▶ Your instructions
Copy each line of the data below in which the word "fraction" can be found.

Available data section start

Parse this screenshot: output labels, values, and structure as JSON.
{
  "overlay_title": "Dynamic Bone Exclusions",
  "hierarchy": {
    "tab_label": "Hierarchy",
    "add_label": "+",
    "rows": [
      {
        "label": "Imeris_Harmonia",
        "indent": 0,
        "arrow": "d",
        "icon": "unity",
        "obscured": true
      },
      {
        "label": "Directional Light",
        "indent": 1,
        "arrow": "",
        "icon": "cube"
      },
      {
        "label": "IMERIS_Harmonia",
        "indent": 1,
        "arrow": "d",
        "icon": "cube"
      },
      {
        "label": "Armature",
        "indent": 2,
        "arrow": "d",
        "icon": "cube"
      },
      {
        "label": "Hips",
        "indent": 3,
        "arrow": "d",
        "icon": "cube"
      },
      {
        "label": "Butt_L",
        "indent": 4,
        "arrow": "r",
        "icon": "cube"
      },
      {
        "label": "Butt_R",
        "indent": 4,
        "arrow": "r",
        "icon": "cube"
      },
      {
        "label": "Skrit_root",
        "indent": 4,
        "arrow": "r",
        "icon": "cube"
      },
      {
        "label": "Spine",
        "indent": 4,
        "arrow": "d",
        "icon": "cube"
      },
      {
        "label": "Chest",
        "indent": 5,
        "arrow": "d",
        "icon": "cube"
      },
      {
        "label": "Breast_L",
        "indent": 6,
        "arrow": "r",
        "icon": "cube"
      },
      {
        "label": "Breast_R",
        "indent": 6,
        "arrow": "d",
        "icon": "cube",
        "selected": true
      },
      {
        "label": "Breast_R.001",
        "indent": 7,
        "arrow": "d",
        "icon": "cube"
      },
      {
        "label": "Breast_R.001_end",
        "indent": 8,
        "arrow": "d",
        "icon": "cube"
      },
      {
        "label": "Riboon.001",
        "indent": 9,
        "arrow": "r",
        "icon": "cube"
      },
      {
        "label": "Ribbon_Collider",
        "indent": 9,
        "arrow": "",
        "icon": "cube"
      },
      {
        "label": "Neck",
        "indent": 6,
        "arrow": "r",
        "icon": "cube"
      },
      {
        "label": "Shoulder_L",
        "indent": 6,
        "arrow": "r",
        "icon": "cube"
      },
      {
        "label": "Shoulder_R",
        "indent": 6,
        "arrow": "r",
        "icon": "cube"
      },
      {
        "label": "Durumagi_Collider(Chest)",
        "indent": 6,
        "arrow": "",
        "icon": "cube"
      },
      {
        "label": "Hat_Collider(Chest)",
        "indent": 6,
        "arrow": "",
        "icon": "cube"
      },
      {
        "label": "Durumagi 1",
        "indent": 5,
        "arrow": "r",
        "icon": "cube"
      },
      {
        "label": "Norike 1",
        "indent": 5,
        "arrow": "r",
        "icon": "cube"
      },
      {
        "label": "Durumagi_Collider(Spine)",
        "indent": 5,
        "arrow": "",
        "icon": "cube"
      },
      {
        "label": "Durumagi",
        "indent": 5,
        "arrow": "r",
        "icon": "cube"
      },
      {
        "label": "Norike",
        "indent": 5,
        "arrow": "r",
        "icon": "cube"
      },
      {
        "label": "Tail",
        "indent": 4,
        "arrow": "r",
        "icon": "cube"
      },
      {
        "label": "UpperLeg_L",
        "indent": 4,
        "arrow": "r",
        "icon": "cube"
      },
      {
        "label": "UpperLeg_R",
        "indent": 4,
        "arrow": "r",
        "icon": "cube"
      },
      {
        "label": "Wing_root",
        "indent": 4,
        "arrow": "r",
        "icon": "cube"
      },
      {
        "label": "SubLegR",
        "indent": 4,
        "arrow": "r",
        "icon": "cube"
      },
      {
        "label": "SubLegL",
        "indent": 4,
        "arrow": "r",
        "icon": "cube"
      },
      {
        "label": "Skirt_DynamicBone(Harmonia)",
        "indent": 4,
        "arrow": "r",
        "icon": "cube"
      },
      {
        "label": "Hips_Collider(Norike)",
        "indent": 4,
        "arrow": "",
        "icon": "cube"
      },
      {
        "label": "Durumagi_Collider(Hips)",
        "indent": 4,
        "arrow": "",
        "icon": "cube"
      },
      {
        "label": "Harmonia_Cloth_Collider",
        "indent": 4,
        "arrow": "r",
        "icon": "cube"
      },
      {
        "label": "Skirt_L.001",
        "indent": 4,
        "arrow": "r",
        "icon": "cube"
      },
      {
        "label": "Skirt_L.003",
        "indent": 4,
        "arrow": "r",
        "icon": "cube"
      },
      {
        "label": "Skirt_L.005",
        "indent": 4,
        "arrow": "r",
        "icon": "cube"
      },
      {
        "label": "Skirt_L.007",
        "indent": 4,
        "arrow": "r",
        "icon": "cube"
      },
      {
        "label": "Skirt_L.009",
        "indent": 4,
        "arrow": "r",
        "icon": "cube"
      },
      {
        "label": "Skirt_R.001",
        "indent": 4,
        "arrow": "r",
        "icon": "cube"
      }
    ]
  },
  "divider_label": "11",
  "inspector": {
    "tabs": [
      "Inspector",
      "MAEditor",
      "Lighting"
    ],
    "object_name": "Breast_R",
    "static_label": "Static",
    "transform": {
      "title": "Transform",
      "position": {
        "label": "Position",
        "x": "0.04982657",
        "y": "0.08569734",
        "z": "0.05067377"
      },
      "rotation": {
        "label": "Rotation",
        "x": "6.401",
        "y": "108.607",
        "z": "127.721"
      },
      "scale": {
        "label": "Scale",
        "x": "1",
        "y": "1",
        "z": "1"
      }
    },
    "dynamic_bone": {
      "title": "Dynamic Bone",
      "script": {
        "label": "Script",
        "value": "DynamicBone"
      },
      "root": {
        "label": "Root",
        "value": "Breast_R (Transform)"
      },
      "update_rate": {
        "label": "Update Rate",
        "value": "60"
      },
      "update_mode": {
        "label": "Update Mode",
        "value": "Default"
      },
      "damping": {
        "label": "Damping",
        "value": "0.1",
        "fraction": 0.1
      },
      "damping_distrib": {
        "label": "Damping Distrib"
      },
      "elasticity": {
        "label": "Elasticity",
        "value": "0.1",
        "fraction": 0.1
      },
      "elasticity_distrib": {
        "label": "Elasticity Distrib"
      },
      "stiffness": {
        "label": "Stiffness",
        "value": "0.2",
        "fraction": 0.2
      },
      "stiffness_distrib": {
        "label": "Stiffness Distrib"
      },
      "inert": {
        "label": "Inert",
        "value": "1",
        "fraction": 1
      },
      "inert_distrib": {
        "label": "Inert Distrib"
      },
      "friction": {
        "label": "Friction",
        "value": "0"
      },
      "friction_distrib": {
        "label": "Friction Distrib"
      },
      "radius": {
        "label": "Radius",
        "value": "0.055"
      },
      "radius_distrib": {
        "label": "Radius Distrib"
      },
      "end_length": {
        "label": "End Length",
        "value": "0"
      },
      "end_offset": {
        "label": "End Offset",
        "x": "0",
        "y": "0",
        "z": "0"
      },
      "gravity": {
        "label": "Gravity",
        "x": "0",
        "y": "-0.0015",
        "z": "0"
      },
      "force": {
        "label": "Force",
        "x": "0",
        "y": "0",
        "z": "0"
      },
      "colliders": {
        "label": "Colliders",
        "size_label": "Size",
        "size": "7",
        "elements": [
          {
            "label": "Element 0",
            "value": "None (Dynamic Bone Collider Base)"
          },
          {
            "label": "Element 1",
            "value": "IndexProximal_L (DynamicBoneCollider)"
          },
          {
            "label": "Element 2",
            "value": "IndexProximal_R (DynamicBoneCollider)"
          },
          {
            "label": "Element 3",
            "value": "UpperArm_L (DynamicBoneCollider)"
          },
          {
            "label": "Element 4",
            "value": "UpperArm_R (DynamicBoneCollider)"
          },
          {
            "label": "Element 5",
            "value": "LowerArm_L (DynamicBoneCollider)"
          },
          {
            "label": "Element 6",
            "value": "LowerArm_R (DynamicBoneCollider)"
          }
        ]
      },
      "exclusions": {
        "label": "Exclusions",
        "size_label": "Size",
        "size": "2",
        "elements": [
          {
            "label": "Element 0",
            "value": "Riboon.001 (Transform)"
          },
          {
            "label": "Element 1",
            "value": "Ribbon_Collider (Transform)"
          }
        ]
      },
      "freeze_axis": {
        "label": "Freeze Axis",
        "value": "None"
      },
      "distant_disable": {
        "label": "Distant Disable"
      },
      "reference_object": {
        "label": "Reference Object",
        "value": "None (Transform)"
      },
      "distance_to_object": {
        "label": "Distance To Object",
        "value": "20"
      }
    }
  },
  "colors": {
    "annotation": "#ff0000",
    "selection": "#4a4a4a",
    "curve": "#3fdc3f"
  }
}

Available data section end

▶ Task result
        "fraction": 0.1
        "fraction": 0.1
        "fraction": 0.2
        "fraction": 1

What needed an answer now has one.